[Web page and app entries]
[Start of Attachment]

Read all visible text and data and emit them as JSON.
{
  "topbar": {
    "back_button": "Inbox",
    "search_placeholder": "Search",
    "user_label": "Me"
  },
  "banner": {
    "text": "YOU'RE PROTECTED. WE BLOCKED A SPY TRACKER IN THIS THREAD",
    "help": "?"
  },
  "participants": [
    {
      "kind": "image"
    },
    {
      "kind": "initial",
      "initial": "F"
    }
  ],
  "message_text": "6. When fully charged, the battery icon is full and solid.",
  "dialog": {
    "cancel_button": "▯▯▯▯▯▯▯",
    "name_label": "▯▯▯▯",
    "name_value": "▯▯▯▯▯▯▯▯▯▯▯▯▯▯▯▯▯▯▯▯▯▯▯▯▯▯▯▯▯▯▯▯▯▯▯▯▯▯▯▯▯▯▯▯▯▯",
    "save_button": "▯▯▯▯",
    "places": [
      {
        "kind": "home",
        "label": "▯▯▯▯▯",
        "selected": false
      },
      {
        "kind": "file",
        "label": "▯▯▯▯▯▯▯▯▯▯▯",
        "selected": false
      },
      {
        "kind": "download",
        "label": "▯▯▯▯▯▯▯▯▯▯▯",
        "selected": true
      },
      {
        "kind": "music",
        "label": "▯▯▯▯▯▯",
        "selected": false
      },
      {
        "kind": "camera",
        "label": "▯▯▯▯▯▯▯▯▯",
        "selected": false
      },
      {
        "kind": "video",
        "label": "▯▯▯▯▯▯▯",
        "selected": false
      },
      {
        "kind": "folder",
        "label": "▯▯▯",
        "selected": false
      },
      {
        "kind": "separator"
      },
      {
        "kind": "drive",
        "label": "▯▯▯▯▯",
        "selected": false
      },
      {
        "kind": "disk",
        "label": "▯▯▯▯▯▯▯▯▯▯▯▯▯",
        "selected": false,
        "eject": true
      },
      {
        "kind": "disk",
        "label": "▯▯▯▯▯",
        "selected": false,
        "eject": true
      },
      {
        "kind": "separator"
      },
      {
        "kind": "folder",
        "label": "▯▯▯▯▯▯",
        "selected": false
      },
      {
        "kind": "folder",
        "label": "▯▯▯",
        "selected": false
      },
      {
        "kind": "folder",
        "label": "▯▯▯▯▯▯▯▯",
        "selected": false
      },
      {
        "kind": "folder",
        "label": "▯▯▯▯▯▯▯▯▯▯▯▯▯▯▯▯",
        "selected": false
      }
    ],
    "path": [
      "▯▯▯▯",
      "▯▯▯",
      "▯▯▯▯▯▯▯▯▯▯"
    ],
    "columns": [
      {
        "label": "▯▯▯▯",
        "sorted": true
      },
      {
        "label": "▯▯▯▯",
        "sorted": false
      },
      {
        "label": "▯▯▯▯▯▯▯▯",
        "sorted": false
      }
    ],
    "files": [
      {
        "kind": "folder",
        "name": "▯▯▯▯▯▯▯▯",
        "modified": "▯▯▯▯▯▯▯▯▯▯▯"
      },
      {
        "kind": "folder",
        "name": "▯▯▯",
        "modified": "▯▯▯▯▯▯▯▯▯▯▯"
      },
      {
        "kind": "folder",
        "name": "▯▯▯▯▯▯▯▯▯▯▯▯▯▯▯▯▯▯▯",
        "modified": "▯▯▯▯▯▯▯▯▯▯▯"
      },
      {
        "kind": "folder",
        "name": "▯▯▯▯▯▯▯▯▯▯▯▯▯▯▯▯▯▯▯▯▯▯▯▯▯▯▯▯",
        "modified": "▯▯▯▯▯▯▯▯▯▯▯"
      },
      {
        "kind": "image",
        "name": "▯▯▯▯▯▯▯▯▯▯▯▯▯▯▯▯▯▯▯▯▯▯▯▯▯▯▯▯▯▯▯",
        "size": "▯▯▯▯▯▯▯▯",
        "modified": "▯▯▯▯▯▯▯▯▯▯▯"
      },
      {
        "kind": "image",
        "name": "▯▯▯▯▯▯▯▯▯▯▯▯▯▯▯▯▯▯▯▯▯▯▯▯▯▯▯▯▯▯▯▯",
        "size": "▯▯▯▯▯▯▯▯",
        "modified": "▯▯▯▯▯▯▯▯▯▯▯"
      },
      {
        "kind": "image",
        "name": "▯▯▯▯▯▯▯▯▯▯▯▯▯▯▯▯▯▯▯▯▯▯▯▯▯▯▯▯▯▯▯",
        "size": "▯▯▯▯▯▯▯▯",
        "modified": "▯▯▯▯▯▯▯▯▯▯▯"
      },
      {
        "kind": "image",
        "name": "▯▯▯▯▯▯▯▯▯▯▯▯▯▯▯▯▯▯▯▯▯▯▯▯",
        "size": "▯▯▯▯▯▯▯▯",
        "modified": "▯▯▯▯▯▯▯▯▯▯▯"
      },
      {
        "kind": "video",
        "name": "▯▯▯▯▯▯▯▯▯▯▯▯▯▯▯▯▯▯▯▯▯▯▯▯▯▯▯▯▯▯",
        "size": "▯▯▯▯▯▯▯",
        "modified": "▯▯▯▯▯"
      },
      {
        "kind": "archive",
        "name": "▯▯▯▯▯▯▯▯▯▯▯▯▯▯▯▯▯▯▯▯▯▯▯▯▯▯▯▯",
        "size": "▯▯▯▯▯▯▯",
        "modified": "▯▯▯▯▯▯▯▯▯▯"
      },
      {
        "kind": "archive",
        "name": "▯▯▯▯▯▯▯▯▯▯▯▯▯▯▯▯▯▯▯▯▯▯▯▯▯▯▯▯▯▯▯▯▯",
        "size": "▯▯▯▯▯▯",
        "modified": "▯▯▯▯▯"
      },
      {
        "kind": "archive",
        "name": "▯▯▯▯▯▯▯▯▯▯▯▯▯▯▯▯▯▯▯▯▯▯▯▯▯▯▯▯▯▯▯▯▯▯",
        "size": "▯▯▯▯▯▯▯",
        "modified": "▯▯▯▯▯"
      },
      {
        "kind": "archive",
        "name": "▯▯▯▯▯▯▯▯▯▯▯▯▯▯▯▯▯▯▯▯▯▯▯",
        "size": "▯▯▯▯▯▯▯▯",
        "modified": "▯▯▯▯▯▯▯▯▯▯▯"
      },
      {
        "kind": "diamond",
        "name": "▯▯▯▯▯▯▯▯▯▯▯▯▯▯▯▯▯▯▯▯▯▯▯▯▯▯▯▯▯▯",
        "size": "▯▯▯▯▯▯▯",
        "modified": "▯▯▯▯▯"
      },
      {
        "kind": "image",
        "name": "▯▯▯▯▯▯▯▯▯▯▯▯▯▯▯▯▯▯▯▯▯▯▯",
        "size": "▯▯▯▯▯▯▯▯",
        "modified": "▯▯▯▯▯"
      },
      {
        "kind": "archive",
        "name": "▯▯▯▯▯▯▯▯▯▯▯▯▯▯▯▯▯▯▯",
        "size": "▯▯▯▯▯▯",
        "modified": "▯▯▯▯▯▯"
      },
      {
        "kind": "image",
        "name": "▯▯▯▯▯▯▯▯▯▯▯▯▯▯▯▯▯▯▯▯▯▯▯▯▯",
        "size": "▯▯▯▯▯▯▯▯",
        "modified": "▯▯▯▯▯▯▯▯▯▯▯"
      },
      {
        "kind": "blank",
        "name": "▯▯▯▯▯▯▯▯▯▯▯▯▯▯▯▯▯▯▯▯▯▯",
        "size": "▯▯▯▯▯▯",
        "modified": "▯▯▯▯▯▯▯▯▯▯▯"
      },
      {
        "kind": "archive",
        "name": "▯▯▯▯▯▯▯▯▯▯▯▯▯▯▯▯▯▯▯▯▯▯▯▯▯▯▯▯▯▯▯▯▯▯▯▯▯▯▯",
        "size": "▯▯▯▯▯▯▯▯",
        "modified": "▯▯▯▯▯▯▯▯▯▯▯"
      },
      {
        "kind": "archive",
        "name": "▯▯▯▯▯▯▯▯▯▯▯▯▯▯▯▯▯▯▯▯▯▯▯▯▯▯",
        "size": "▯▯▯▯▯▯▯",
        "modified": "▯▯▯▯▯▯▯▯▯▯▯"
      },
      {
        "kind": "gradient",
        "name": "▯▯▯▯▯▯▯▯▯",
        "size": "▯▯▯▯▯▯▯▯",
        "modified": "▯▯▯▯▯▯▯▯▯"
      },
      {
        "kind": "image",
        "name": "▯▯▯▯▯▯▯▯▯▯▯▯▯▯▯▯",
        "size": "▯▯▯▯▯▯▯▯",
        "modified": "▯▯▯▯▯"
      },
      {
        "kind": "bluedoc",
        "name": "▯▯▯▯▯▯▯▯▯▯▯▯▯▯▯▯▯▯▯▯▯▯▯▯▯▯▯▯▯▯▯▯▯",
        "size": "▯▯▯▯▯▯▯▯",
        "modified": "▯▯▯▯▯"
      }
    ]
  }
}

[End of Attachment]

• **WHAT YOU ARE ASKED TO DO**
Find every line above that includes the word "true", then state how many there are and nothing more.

• **YOUR SOLUTION**
4